Start of Extracted data

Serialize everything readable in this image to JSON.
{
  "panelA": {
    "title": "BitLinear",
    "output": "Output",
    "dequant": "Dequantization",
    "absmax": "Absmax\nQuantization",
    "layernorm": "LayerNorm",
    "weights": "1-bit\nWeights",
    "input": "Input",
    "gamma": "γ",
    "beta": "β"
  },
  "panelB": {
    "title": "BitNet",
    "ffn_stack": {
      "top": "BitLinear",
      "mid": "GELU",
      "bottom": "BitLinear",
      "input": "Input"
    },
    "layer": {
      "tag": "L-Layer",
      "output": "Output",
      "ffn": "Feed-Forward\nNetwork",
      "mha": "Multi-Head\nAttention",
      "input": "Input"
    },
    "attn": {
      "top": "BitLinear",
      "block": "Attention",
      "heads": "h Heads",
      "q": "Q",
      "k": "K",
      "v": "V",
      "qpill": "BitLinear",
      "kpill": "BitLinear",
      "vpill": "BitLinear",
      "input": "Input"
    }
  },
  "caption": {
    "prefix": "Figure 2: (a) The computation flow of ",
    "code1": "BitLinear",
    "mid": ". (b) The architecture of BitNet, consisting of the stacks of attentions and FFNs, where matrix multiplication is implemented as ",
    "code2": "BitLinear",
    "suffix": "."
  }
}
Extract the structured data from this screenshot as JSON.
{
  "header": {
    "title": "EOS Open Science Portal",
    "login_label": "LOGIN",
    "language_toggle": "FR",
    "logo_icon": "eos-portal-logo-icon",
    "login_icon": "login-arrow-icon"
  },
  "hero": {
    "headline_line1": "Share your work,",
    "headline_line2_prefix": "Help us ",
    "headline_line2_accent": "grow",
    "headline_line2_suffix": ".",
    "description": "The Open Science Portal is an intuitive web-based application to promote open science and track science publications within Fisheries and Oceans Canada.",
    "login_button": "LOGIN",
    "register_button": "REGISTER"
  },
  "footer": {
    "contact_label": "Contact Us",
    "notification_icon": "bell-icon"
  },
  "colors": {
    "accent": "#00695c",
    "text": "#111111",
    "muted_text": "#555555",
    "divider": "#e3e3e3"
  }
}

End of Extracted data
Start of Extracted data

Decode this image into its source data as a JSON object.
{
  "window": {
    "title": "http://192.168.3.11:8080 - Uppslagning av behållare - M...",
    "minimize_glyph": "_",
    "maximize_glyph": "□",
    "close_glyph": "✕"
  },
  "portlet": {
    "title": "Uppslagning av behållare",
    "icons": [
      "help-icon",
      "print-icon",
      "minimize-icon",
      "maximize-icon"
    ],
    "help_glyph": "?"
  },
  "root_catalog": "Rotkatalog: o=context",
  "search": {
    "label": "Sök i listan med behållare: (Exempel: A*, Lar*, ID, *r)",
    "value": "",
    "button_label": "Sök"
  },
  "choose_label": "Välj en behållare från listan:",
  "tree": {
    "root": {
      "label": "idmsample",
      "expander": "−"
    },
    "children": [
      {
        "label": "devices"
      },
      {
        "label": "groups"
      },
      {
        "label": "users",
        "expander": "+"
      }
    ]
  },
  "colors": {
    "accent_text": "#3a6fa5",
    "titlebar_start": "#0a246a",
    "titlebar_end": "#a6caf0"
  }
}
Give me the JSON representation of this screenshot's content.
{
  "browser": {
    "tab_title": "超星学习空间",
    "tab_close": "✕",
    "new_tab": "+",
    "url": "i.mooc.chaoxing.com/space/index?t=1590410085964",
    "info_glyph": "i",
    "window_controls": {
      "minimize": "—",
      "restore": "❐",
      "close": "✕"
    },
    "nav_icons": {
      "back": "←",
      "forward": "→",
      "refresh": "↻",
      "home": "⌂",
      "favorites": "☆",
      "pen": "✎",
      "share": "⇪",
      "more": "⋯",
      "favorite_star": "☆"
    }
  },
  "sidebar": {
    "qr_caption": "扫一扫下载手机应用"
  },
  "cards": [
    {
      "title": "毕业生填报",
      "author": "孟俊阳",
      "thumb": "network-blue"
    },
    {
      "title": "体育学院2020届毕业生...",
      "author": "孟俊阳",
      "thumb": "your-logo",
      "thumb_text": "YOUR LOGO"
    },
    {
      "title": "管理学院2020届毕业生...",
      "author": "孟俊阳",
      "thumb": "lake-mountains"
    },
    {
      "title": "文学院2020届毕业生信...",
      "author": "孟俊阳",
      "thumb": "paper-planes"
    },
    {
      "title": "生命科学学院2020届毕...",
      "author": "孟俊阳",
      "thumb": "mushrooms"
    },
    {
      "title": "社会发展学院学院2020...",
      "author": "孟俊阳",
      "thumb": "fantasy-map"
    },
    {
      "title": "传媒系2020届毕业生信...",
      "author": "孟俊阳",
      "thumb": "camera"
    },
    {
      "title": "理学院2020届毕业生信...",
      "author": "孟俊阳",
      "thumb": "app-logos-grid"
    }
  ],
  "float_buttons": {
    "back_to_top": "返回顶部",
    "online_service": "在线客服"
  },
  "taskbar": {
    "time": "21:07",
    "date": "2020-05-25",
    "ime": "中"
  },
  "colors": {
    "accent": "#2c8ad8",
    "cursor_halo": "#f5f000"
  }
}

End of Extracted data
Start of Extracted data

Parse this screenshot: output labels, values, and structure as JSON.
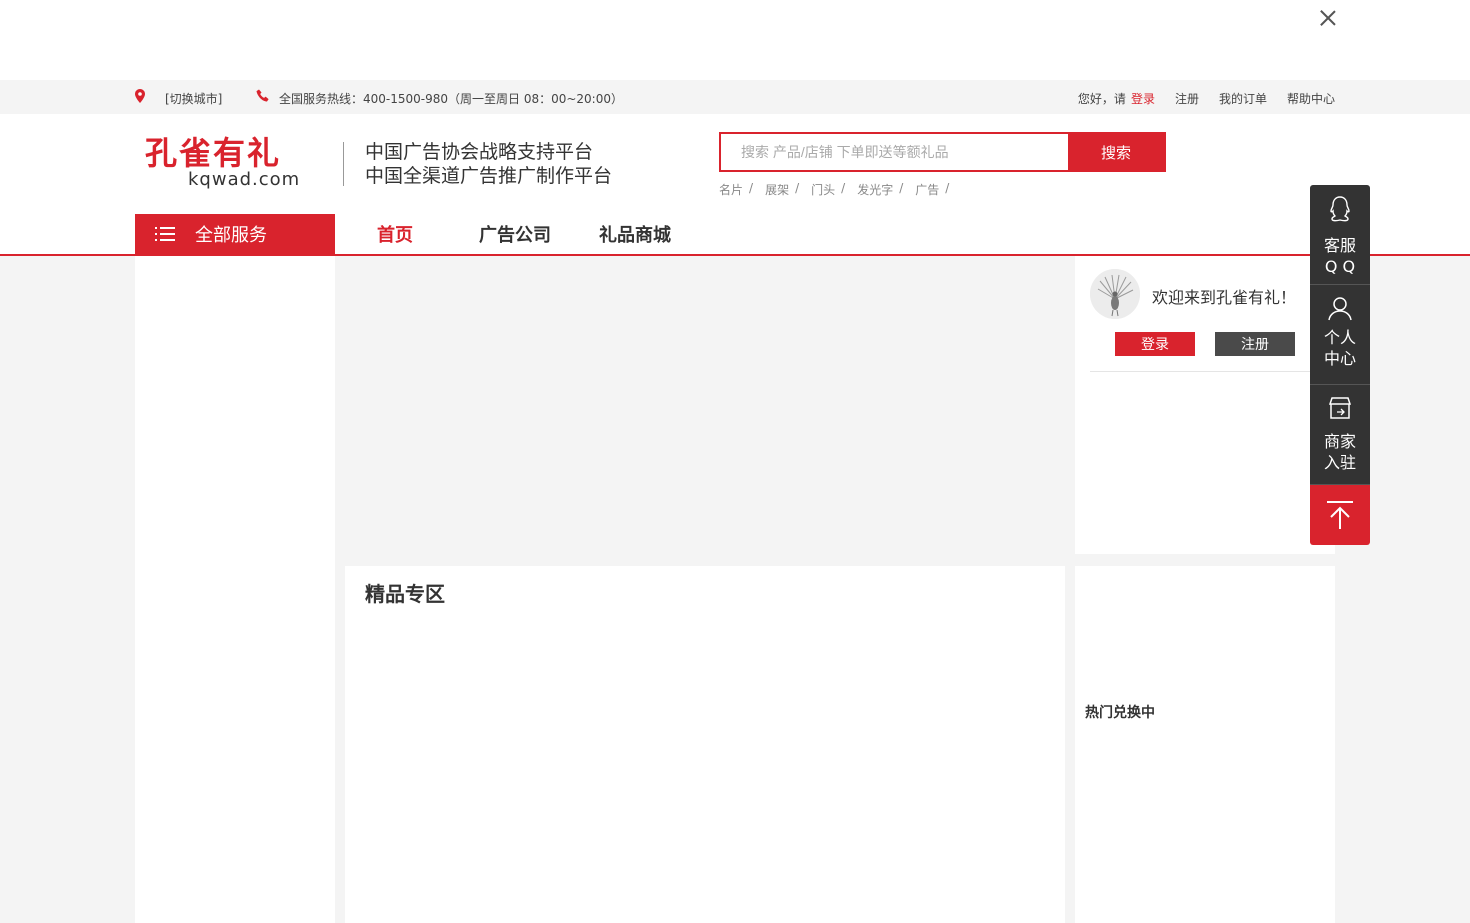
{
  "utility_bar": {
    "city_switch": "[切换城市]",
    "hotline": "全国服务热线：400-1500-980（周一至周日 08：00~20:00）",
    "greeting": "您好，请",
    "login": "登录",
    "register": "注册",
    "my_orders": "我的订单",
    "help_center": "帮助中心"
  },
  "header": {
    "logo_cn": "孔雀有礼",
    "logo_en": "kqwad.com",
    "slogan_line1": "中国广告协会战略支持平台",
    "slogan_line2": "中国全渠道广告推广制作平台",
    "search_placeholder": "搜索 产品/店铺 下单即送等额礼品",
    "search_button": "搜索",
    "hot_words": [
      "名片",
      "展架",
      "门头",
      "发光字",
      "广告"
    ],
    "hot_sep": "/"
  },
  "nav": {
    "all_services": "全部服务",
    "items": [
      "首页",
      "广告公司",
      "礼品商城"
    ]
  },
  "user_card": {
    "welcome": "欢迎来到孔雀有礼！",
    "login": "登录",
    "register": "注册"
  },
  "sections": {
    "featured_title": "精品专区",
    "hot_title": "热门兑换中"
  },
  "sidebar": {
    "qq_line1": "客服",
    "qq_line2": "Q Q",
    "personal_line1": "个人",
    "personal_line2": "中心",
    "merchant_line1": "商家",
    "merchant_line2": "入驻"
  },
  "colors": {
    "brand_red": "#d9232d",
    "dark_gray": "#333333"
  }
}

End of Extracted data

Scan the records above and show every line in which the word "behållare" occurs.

= Task result =
    "title": "http://192.168.3.11:8080 - Uppslagning av behållare - M...",
    "title": "Uppslagning av behållare",
    "label": "Sök i listan med behållare: (Exempel: A*, Lar*, ID, *r)",
  "choose_label": "Välj en behållare från listan:",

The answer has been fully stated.